Aunt Jane writes: “The USA currency is suffering and we no longer have the advantage in world trade. We are now in the beginning of the downslope that was predicted about 10 years ago with the emergence of China. How can we recover our advantage in world trade?”
That is an interesting thought, recovering a lost advantage in world trade. There are many answers to this question, but here’s the point that I will attempt to make below.
Key data do not indicate that we have lost a strategic advantage at all.
- Import prices have remained steady in spite of a tumbling the U.S. dollar (USD) since 2002; only recently have import prices started to climb, underscoring the strong incentives to pass on the recent surge in energy prices.
- Amid a sharp decline in the USD recently, foreigners are still snatching up U.S. stocks and bonds. This insatiable appetite for U.S. equity and debt has not subsided.
- The U.S. is not alone in its economic struggles. Driven by the falling USD, export growth is rising, which is pushing us through some very tough economic times.

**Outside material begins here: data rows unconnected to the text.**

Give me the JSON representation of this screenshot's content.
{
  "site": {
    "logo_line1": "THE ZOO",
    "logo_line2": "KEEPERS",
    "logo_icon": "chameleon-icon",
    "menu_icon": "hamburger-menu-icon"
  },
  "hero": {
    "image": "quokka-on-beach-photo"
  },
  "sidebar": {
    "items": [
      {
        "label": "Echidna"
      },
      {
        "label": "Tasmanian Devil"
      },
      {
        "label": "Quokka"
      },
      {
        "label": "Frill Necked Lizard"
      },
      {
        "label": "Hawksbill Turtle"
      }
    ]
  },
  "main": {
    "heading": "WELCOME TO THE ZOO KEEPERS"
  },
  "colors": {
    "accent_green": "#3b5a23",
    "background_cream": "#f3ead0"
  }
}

In economic terms, “advantage” refers to the U.S.’s ability to produce something at a lower cost than can another country. In theory, it is this advantage that describes the directions of trade. However, since Jane refers to the U.S. dollar (USD), it is likely that she is addressing more of a “strategic advantage.” Many countries target the U.S. for export and are happy to sell to U.S. customers at reduced prices (usually by means of a currency peg) or giddy to acquire U.S. debt by the truckload.
As outlined in Reuters on July 5, the recent drop in the USD topped Bush’s policy agenda. However, the value of the USD has been falling quite precipitously since 2002, but only recently have import prices begun to rise. Theoretically, if the

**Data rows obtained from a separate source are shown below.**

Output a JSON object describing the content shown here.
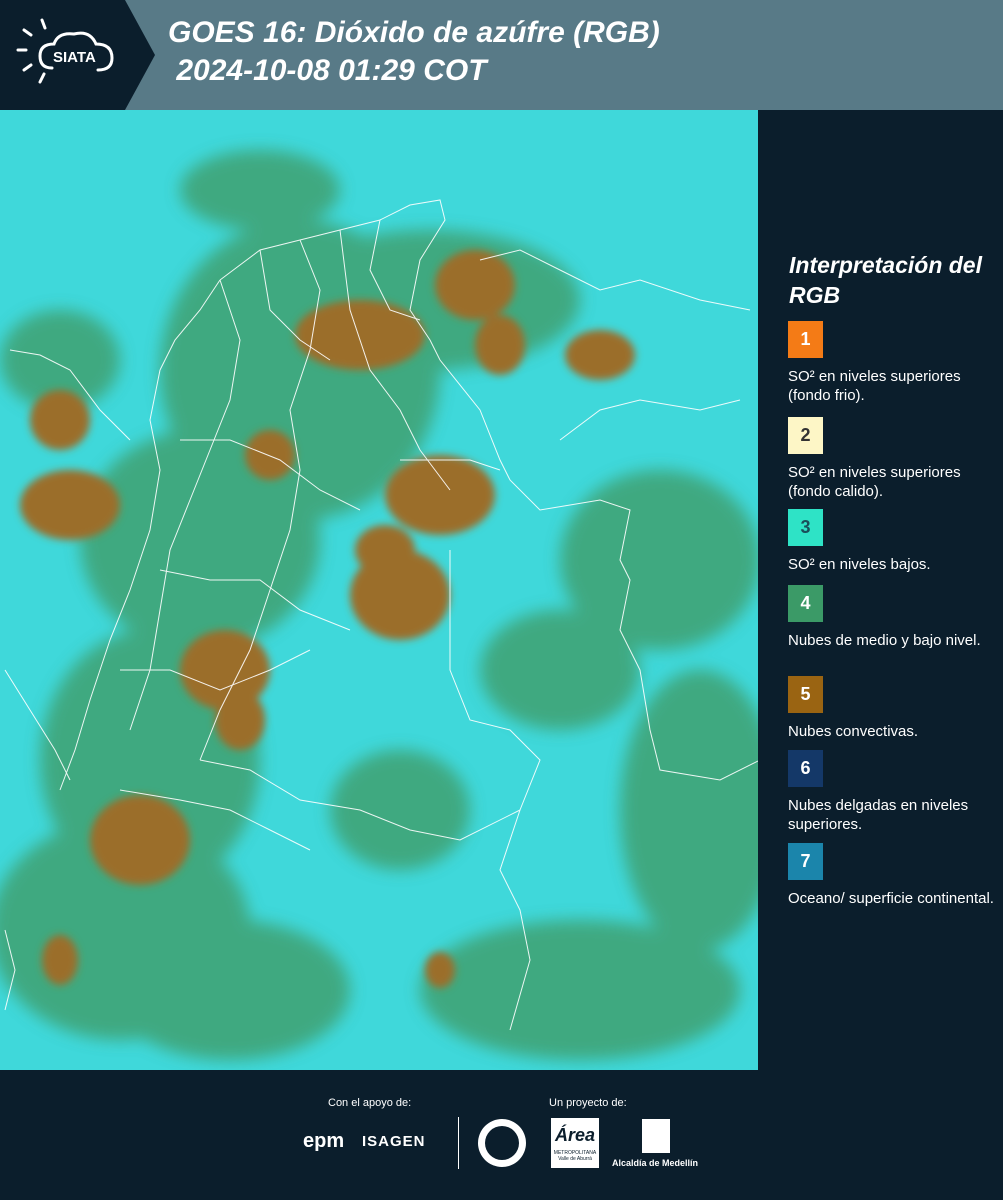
{
  "header": {
    "brand": "SIATA",
    "title": "GOES 16: Dióxido de azúfre (RGB)\n 2024-10-08 01:29 COT"
  },
  "legend": {
    "title": "Interpretación del RGB",
    "items": [
      {
        "num": "1",
        "color": "#f47b16",
        "text": "SO² en niveles superiores (fondo frio)."
      },
      {
        "num": "2",
        "color": "#fdf6c6",
        "text": "SO² en niveles superiores (fondo calido)."
      },
      {
        "num": "3",
        "color": "#2ee3c6",
        "text": "SO² en niveles bajos."
      },
      {
        "num": "4",
        "color": "#3b9a67",
        "text": "Nubes de medio y bajo nivel."
      },
      {
        "num": "5",
        "color": "#9a6412",
        "text": "Nubes convectivas."
      },
      {
        "num": "6",
        "color": "#143868",
        "text": "Nubes delgadas en niveles superiores."
      },
      {
        "num": "7",
        "color": "#1b85ab",
        "text": "Oceano/ superficie continental."
      }
    ]
  },
  "footer": {
    "support_label": "Con el apoyo de:",
    "project_label": "Un proyecto de:",
    "sponsor1": "epm",
    "sponsor2": "ISAGEN",
    "partner1": "Área",
    "partner1_sub": "METROPOLITANA Valle de Aburrá",
    "partner2": "Alcaldía de Medellín"
  }
}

Only recently have import prices excluding energy begun to rise. In May, the USD fell 9.4% on average over the year, but import prices only rose 6%. Given that energy costs are off the charts and the USD continues its decline, foreign producers are restrained in their price setting behavior.

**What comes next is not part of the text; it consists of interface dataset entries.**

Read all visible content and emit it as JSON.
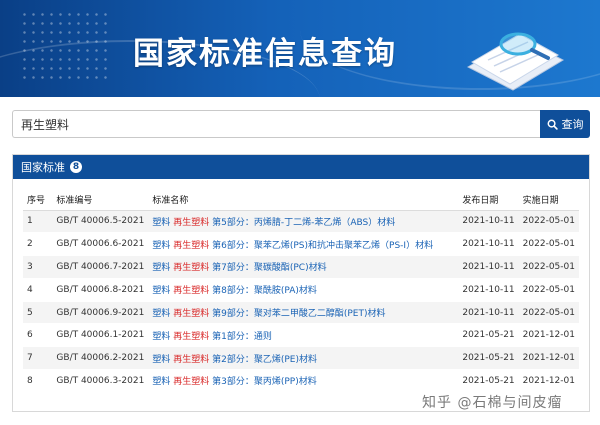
{
  "banner": {
    "title": "国家标准信息查询"
  },
  "search": {
    "value": "再生塑料",
    "button_label": "查询"
  },
  "panel": {
    "title": "国家标准",
    "count": "8"
  },
  "table": {
    "headers": [
      "序号",
      "标准编号",
      "标准名称",
      "发布日期",
      "实施日期"
    ],
    "rows": [
      {
        "idx": "1",
        "code": "GB/T 40006.5-2021",
        "kw1": "塑料",
        "kw2": "再生塑料",
        "part": "第5部分：",
        "rest": "丙烯腈-丁二烯-苯乙烯（ABS）材料",
        "pub": "2021-10-11",
        "impl": "2022-05-01"
      },
      {
        "idx": "2",
        "code": "GB/T 40006.6-2021",
        "kw1": "塑料",
        "kw2": "再生塑料",
        "part": "第6部分：",
        "rest": "聚苯乙烯(PS)和抗冲击聚苯乙烯（PS-I）材料",
        "pub": "2021-10-11",
        "impl": "2022-05-01"
      },
      {
        "idx": "3",
        "code": "GB/T 40006.7-2021",
        "kw1": "塑料",
        "kw2": "再生塑料",
        "part": "第7部分：",
        "rest": "聚碳酸酯(PC)材料",
        "pub": "2021-10-11",
        "impl": "2022-05-01"
      },
      {
        "idx": "4",
        "code": "GB/T 40006.8-2021",
        "kw1": "塑料",
        "kw2": "再生塑料",
        "part": "第8部分：",
        "rest": "聚酰胺(PA)材料",
        "pub": "2021-10-11",
        "impl": "2022-05-01"
      },
      {
        "idx": "5",
        "code": "GB/T 40006.9-2021",
        "kw1": "塑料",
        "kw2": "再生塑料",
        "part": "第9部分：",
        "rest": "聚对苯二甲酸乙二醇酯(PET)材料",
        "pub": "2021-10-11",
        "impl": "2022-05-01"
      },
      {
        "idx": "6",
        "code": "GB/T 40006.1-2021",
        "kw1": "塑料",
        "kw2": "再生塑料",
        "part": "第1部分：",
        "rest": "通则",
        "pub": "2021-05-21",
        "impl": "2021-12-01"
      },
      {
        "idx": "7",
        "code": "GB/T 40006.2-2021",
        "kw1": "塑料",
        "kw2": "再生塑料",
        "part": "第2部分：",
        "rest": "聚乙烯(PE)材料",
        "pub": "2021-05-21",
        "impl": "2021-12-01"
      },
      {
        "idx": "8",
        "code": "GB/T 40006.3-2021",
        "kw1": "塑料",
        "kw2": "再生塑料",
        "part": "第3部分：",
        "rest": "聚丙烯(PP)材料",
        "pub": "2021-05-21",
        "impl": "2021-12-01"
      }
    ]
  },
  "watermark": "知乎 @石棉与间皮瘤",
  "colors": {
    "primary": "#0f4f9a",
    "link": "#1a63b5",
    "highlight": "#d92b2b"
  },
  "icons": {
    "search": "search-icon",
    "document": "document-magnifier-icon"
  }
}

In this light, I deduce that the
The U.S. dollar has been tumbling,
We just brushed the subject of international finance. Be like Aunt Jane: If you have any further questions or comments, please write a note below. I will respond with an answer.
Thank you Aunt Jane!